Nestled on land adjacent to the mainline railway tracks in the heart of Kentish Town is the UK’s longest-established city farm, Kentish Town City Farm (KTCF).
Founded in 1972, KTCF is a community charity that helps city dwellers to connect with the environment, animals and nature. The farm was established by community arts organisation Inter-Action, which was managed by a co-operative of artists and community workers and ran arts projects and initiatives in schools, youth clubs, community centres, hospitals and on the streets of Camden in the late 1960s and early 1970s. The group transformed an old bungalow and wasteland rented from Camden Council to provide a community farm and riding school.
Kentish Town City Farm operates from a four-acre site, surrounded by densely crowded estates and bordering two of the most disadvantaged council wards in England. Its extensive land holding includes animal pasture areas, community gardens, a wildlife pond and a riding arena. Among the animals its staff and volunteers care for are donkeys, pigs, a cow, horses, goats and ducks.

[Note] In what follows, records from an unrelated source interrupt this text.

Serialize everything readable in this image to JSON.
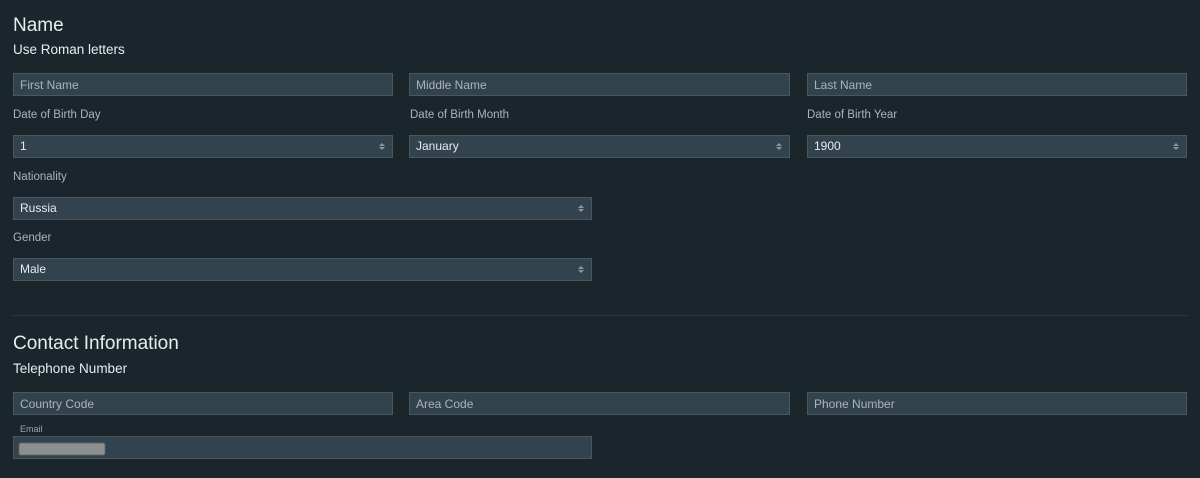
{
  "name_section": {
    "title": "Name",
    "subtitle": "Use Roman letters",
    "first_name_placeholder": "First Name",
    "middle_name_placeholder": "Middle Name",
    "last_name_placeholder": "Last Name",
    "dob_day_label": "Date of Birth Day",
    "dob_day_value": "1",
    "dob_month_label": "Date of Birth Month",
    "dob_month_value": "January",
    "dob_year_label": "Date of Birth Year",
    "dob_year_value": "1900",
    "nationality_label": "Nationality",
    "nationality_value": "Russia",
    "gender_label": "Gender",
    "gender_value": "Male"
  },
  "contact_section": {
    "title": "Contact Information",
    "subtitle": "Telephone Number",
    "country_code_placeholder": "Country Code",
    "area_code_placeholder": "Area Code",
    "phone_number_placeholder": "Phone Number",
    "email_label": "Email"
  },
  "icons": {
    "select_caret": "sort-caret-icon"
  }
}
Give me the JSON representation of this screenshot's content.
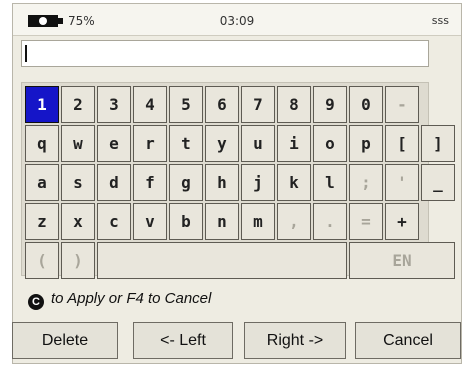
{
  "status": {
    "battery_pct": "75%",
    "time": "03:09",
    "user": "sss"
  },
  "input": {
    "value": ""
  },
  "keyboard": {
    "row1": [
      "1",
      "2",
      "3",
      "4",
      "5",
      "6",
      "7",
      "8",
      "9",
      "0",
      "-"
    ],
    "row2": [
      "q",
      "w",
      "e",
      "r",
      "t",
      "y",
      "u",
      "i",
      "o",
      "p",
      "[",
      "]"
    ],
    "row3": [
      "a",
      "s",
      "d",
      "f",
      "g",
      "h",
      "j",
      "k",
      "l",
      ";",
      "'",
      "_"
    ],
    "row4": [
      "z",
      "x",
      "c",
      "v",
      "b",
      "n",
      "m",
      ",",
      ".",
      "=",
      "+"
    ],
    "row5": {
      "lparen": "(",
      "rparen": ")",
      "space": "",
      "lang": "EN"
    },
    "selected": "1"
  },
  "hint": {
    "icon": "C",
    "text": "to Apply or F4 to Cancel"
  },
  "buttons": {
    "delete": "Delete",
    "left": "<- Left",
    "right": "Right ->",
    "cancel": "Cancel"
  }
}
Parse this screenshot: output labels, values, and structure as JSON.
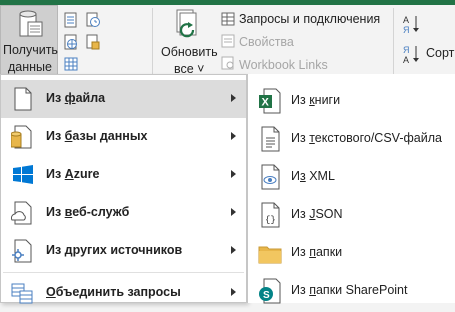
{
  "ribbon": {
    "get_data": {
      "line1": "Получить",
      "line2": "данные"
    },
    "refresh_all": {
      "line1": "Обновить",
      "line2": "все"
    },
    "queries_connections": "Запросы и подключения",
    "properties": "Свойства",
    "workbook_links": "Workbook Links",
    "sort": "Сорти"
  },
  "menu": {
    "items": [
      {
        "pre": "Из ",
        "hot": "ф",
        "post": "айла"
      },
      {
        "pre": "Из ",
        "hot": "б",
        "post": "азы данных"
      },
      {
        "pre": "Из ",
        "hot": "A",
        "post": "zure"
      },
      {
        "pre": "Из ",
        "hot": "в",
        "post": "еб-служб"
      },
      {
        "pre": "Из ",
        "hot": "д",
        "post": "ругих источников"
      },
      {
        "pre": "",
        "hot": "О",
        "post": "бъединить запросы"
      }
    ]
  },
  "submenu": {
    "items": [
      {
        "pre": "Из ",
        "hot": "к",
        "post": "ниги"
      },
      {
        "pre": "Из ",
        "hot": "т",
        "post": "екстового/CSV-файла"
      },
      {
        "pre": "И",
        "hot": "з",
        "post": " XML"
      },
      {
        "pre": "Из ",
        "hot": "J",
        "post": "SON"
      },
      {
        "pre": "Из ",
        "hot": "п",
        "post": "апки"
      },
      {
        "pre": "Из ",
        "hot": "п",
        "post": "апки SharePoint"
      }
    ]
  },
  "colors": {
    "excel_green": "#217346",
    "azure_blue": "#0078d4",
    "folder": "#e8b64a",
    "accent_blue": "#4a7fc1"
  }
}
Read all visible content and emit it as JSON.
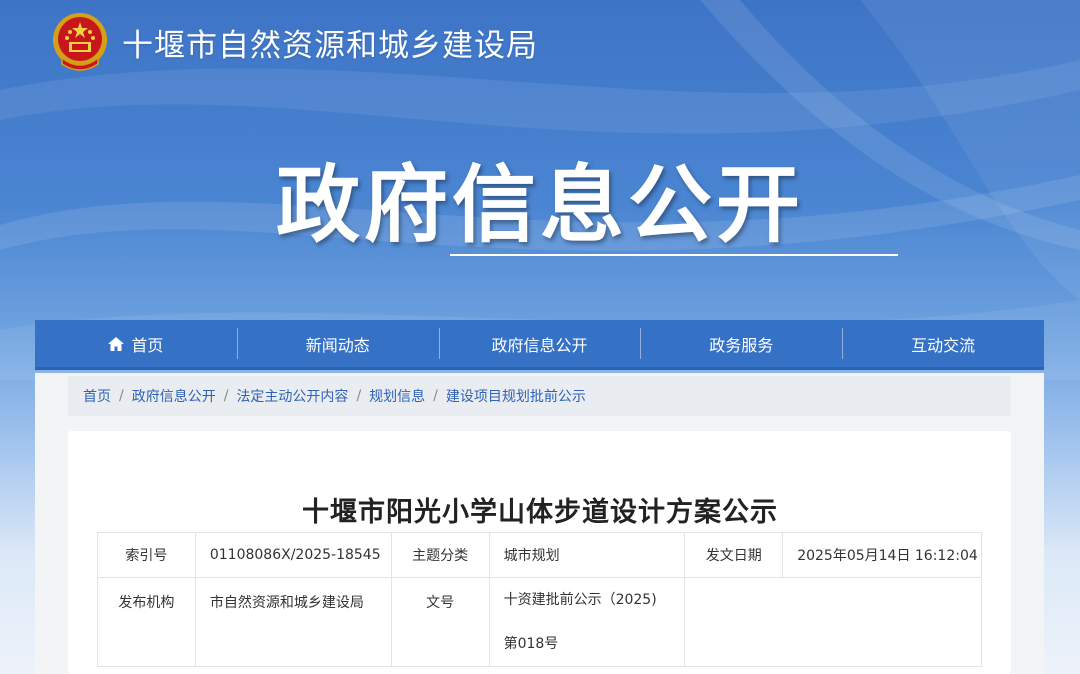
{
  "site": {
    "title": "十堰市自然资源和城乡建设局",
    "emblem_icon": "national-emblem-icon"
  },
  "hero": {
    "title": "政府信息公开"
  },
  "nav": {
    "items": [
      {
        "label": "首页",
        "icon": "home-icon"
      },
      {
        "label": "新闻动态"
      },
      {
        "label": "政府信息公开"
      },
      {
        "label": "政务服务"
      },
      {
        "label": "互动交流"
      }
    ]
  },
  "breadcrumb": {
    "items": [
      "首页",
      "政府信息公开",
      "法定主动公开内容",
      "规划信息",
      "建设项目规划批前公示"
    ],
    "separator": "/"
  },
  "article": {
    "title": "十堰市阳光小学山体步道设计方案公示",
    "meta": {
      "index_label": "索引号",
      "index_value": "01108086X/2025-18545",
      "category_label": "主题分类",
      "category_value": "城市规划",
      "date_label": "发文日期",
      "date_value": "2025年05月14日 16:12:04",
      "publisher_label": "发布机构",
      "publisher_value": "市自然资源和城乡建设局",
      "docno_label": "文号",
      "docno_value_line1": "十资建批前公示（2025)",
      "docno_value_line2": "第018号"
    }
  },
  "colors": {
    "nav_bg": "#3571c4",
    "link": "#2f63b5",
    "banner_top": "#3e74c6"
  }
}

Rachel Schwarz, director at Kentish Town City Farm, said: “City Farms provide unique opportunities for disadvantaged people in some of the poorest inner-city areas in the UK to take part in healthy and educational activities. We support people within these communities to help each other, increasing their self-confidence and resilience.”
The City Farm provides educational programmes to local schools, work experience opportunities for young people, riding sessions for people with special needs, and farm-related activities for local children and families. Its work is supported by the London Borough of Camden and the City of London Corporation’s charity City Bridge Trust, as well as donations from the local community. Volunteers from the area support the charity’s staff with the day-to-day running of the farm, including helping to care for the farm’s animals and running horticultural, agricultural and community projects for their fellow residents and visitors to enjoy.
The buildings that the farm’s office team works from are rented from the borough council, whilst its landholding is leased from The Arch Company. Thanks to the help that both landlords offer, the farm is able to operate an open access policy. It doesn’t charge a gate fee, so the activities it offers are fully accessible and inclusive for all local people, young or old. In addition to its educational programmes and community activities, the team at the City Farm also helped found Social Farms & Gardens, a UK-wide charity that supports communities to farm, garden and grow their own sustainable produce together.
For more information about Kentish Town City Farm, who are based at 1 Cressfield Close,
off Grafton Road, visit ktcityfarm.org.uk/. Follow them on Facebook or Twitter @kcityfarm